Data for review:
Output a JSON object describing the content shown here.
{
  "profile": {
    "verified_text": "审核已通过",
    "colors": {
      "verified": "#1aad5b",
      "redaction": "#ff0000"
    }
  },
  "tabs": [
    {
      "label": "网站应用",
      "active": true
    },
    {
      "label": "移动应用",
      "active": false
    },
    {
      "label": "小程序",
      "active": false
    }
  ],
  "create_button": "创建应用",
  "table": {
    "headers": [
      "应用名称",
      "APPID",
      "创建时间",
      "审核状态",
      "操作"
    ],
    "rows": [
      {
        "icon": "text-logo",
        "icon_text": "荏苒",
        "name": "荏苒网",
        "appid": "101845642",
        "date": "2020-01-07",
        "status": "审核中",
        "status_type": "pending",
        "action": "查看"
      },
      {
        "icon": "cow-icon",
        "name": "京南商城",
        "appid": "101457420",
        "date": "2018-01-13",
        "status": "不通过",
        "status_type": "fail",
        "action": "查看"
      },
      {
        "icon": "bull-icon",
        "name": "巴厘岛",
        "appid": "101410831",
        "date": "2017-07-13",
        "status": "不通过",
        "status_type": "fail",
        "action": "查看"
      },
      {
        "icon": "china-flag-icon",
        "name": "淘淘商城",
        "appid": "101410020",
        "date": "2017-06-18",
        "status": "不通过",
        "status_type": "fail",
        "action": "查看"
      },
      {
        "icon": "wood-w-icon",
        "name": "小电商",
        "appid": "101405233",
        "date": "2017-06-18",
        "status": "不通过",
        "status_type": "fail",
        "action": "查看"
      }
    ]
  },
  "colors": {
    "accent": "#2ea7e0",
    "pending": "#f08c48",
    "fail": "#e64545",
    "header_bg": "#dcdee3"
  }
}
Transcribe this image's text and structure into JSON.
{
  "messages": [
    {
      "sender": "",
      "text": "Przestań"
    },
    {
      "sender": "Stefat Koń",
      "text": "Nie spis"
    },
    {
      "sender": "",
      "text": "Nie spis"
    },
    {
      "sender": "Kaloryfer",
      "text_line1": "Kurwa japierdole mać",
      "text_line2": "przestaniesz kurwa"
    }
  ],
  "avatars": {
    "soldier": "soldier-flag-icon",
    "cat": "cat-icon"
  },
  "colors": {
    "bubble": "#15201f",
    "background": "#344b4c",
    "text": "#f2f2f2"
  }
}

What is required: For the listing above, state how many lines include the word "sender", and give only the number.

Written solution: 4